How to collect a water sample and what it will cost depends on what tests you’re having done. The Traut Water Analysis Lab can explain the best way to take the sample(s) and any other details, call 320-251-5090 or email firstname.lastname@example.org.
Most Common Drinking Water Tests
Coliform bacteria live everywhere – on the surface of the ground, and often in the first few feet of soil. Generally, coliform bacteria don’t cause disease -- but they are known as “indicator bacteria” and for a good reason: they can survive under the same conditions as the more harmful bacteria such as E. coli, salmonella, and other disease causing organisms. If testing shows coliform is present in your well water, it indicates that soil surface contamination has worked its way into your well where the disease organisms may also be present.
Coliform bacteria serve as a reliable “indicator” because it takes about the same amount of disinfectant to get rid of them as it takes to get rid of disease-causing organisms.
Nitrate (NO3) occurs naturally – in the air, soil, water, and in plants. This nitrogen and oxygen chemical can seep into and contaminate your well water where fertilizers, failing septic systems, or animal wastes are most concentrated.
You may have heard of “blue baby syndrome.” It’s a condition that can happen in infants younger than six months. They’re at risk because the bacterium in their digestive system converts nitrates into nitrites, a chemical that can interfere with the blood’s ability to carry oxygen. The condition is called methemoglobinemia, or “blue baby syndrome.” In the most serious cases, the baby ‘s skin, particularly around the eyes and mouth, will become bluish.
Lead, a common metal, was once used in countless consumer goods. Even though its use has been reduced due to the severe health risks it poses, lead can still be found in lead-based paint and in plumbing in older homes.
Lead can exist everywhere, exposing us to trace amounts daily, usually without adverse health effects. However, it is not typically found in well water. Lead easily dissolves in water. That’s why it’s problematic for household pipes, faucets, valves, and/or fittings. When water stands for long periods, dissolved metals can make it harmful to drink.

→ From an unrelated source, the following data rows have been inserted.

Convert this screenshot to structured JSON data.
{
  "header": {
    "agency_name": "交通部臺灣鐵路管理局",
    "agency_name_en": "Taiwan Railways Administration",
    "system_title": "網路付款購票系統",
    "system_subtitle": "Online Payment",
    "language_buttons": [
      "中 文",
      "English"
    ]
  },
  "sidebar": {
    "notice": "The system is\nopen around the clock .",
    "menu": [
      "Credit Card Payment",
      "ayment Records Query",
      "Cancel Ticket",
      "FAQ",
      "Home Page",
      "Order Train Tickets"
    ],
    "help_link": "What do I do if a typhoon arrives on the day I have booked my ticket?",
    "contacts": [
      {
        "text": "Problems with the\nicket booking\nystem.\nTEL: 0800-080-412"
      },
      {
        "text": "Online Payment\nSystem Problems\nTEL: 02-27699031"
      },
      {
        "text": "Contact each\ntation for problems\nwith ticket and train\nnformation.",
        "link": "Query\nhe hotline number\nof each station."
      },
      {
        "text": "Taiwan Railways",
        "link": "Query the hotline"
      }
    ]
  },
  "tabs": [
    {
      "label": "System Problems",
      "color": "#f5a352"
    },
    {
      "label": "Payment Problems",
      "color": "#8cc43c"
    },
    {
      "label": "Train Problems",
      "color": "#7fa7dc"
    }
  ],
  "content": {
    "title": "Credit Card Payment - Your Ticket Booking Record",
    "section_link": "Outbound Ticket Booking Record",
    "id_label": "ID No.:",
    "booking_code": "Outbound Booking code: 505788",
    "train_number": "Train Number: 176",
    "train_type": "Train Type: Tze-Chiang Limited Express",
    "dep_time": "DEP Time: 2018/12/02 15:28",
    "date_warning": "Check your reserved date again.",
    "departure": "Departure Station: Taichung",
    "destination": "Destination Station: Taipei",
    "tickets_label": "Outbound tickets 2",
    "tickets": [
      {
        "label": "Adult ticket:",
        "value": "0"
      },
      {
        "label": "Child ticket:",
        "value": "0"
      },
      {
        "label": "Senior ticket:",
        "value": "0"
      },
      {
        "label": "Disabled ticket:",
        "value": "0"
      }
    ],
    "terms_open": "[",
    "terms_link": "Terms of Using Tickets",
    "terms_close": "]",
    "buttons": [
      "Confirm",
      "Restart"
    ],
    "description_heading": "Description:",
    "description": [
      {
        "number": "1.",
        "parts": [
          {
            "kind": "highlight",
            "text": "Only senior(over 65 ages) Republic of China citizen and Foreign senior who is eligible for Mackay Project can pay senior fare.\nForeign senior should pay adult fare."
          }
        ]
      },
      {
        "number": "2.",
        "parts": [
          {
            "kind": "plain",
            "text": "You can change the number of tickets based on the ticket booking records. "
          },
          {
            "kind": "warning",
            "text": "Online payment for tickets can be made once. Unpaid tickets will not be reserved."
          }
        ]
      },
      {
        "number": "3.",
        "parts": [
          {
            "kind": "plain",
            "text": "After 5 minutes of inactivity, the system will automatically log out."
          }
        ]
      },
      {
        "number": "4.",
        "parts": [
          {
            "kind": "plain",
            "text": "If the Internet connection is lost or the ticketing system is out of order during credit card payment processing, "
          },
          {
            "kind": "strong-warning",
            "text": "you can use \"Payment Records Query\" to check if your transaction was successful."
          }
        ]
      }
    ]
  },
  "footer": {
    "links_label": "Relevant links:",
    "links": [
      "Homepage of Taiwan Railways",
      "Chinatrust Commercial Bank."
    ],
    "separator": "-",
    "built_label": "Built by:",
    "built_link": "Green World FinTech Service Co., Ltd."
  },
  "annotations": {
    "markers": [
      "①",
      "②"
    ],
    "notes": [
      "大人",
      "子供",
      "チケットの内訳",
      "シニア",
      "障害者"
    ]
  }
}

Try this: If the faucets you use for drinking or cooking have not been used for 6 hours or longer, turn the cold water tap on first and allow the water to run for one or two minutes. Do this regularly, and you’ll greatly reduce your lead exposure.
Lead can also be removed from the water with a home treatment system from Traut Companies. Visit Water Treatment page.
Fluoride occurs naturally in some underground formations, so it’s a good idea to test fluoride levels in your well.
At levels between 0.9 and 1.2 mg/L, fluoride can be very beneficial. At levels higher than 4 mg/L, fluoride can cause mottling on teeth and bones and teeth can become brittle.
Water supplies with more-than-desired fluoride can be fitted with home treatment systems that will reduce fluoride presence. Visit Water Treatment page.
Chlorinating and Disinfecting Your Well
Eliminating or reducing various kinds of bacteria can be very beneficial for your well, and will reduce those “funny” tastes and odors you may be noticing.
It’s possible to disinfect and chlorinate your well yourself, here’s how:
- Contact us! We’ll give you instructions on what to do and how to go about these processes.
- Or, contact the Minnesota Department of Health and ask for their help.
- Or, rely on us to handle this important task for you. Remember, we’re just a phone call away! 320-251-5090
Contact Traut Companies Water Analysis Lab at (320) 251-5090 or (800) 728-5091 or email email@example.com.